She stared ruefully at a blank spot where a label was apparently supposed to be. Tsss. I have to tell the girl. She did not put the thing.” The side of the knife, once I pried off the Velcro, said it was Wallace sterling. No price was available.

Lurking downstairs are the biggest diamonds of all: the engagement sets. The space was once a bank; there is a stunning walk-in vault that looks like a 1920s ship engine, which I was not allowed to photograph. The knowledgeable head jeweler indulged me gracefully as I ogled Girl’s Best Friend in cocktail colors.

“Where did this come from?” I asked another gentleman on the sales floor, about the most monstrous ring I could find: 3.25 carats ($58,000).

“I’m not sure, but there’s no blood diamonds,” he said.

That’s when I saw it: a bigger cross. Enough brown diamonds for a terrazzo casino floor. I didn’t want to know this cross. I’m sorry I met it. I never want to see it again ($55,000).

The largely untrained staff undermines what the new Fortunoff could be — i.e., more like Tiffany, less like Macy’s — in the mind of someone new to it.

Some brides must have emotional connections to Fortunoff. It was a place they went with their grandmothers, maybe, or where their first pearls were bought. Maybe, for them, the name alone is enough to inspire the perception of continuity; of an unbroken chain of family tradition, as opposed to just a chain.

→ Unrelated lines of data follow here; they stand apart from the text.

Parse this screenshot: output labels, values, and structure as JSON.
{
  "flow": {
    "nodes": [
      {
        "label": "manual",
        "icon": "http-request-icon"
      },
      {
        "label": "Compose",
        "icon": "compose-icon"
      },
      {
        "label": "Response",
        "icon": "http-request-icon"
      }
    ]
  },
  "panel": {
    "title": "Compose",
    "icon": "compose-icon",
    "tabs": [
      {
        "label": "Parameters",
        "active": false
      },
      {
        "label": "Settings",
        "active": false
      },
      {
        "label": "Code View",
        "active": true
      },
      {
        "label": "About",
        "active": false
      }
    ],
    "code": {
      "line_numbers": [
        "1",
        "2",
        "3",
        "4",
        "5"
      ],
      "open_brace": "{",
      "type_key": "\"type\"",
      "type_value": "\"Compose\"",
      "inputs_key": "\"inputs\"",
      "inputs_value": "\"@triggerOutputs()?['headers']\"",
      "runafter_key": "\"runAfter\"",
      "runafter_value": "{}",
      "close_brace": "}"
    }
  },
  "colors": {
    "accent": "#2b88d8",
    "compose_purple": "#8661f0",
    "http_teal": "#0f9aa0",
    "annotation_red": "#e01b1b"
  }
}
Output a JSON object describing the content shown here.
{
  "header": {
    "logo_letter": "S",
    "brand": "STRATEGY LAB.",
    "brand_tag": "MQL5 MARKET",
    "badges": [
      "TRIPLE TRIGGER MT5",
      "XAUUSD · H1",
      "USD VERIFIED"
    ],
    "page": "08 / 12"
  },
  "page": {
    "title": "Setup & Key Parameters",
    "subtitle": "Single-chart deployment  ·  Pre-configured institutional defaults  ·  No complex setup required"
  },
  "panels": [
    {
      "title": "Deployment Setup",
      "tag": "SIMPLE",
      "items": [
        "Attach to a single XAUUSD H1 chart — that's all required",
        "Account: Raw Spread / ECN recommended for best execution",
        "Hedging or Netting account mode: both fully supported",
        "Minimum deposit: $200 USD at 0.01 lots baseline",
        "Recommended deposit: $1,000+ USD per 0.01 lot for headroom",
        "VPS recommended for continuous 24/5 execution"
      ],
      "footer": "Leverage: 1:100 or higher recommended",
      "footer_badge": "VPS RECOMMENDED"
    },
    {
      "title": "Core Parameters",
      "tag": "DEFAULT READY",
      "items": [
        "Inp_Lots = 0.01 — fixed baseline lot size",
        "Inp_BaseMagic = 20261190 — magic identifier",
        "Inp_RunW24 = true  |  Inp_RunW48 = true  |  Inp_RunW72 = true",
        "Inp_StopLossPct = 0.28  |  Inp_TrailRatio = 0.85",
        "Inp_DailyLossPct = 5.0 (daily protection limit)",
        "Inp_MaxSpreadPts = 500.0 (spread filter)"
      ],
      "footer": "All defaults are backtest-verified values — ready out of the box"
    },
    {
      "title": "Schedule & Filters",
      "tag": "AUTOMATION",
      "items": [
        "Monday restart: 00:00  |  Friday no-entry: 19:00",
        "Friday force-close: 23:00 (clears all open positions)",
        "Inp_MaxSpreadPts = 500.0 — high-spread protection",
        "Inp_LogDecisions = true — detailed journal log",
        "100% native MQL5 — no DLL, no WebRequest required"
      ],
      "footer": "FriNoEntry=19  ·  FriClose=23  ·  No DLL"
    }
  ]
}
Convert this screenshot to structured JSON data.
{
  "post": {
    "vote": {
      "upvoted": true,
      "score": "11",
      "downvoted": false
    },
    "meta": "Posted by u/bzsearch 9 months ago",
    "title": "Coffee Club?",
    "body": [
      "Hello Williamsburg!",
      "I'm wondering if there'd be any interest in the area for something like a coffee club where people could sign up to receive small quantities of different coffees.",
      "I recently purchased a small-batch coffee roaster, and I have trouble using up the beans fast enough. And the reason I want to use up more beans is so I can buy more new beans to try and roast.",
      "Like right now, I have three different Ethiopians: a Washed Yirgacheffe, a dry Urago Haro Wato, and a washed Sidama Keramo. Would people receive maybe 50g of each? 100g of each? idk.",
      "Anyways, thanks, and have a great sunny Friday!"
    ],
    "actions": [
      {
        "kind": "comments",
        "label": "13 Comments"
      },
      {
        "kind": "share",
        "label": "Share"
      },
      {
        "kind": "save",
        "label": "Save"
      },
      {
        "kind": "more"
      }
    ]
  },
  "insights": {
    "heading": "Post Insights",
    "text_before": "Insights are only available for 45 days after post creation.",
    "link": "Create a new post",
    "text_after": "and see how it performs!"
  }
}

May “The Source” be with them.

Fortunoff   3 West 57th Street (near Fifth Avenue); (212) 292-8800.

Text Box: BLING! As Shirley Bassey once said, diamonds never lie and “won’t leave in the night.” The bangles here probably won’t leave in the day, either, unless you’re playing nude shuffleboard in Brunei.
BADDA-BING The clientele: XXL men with XXL; pinkie rings and black leather blazers at the white gold and titanium counter; older guys in royal blue chalk-stripe suits with orange hair on the other side, in pink stones and pearls. In between: attractive, significantly younger ladies with quilted Chanel handbags and hair in far more natural numbers of blond. The tension is thick; the wallets, thicker. 
KA-CHINGLE, ALL THE WAY Fortunoff is an unparalleled place to buy trinkets for all the princess brides, Gotti boys, Southern televangelists, African warlords and Wayne Newtons on your shopping list.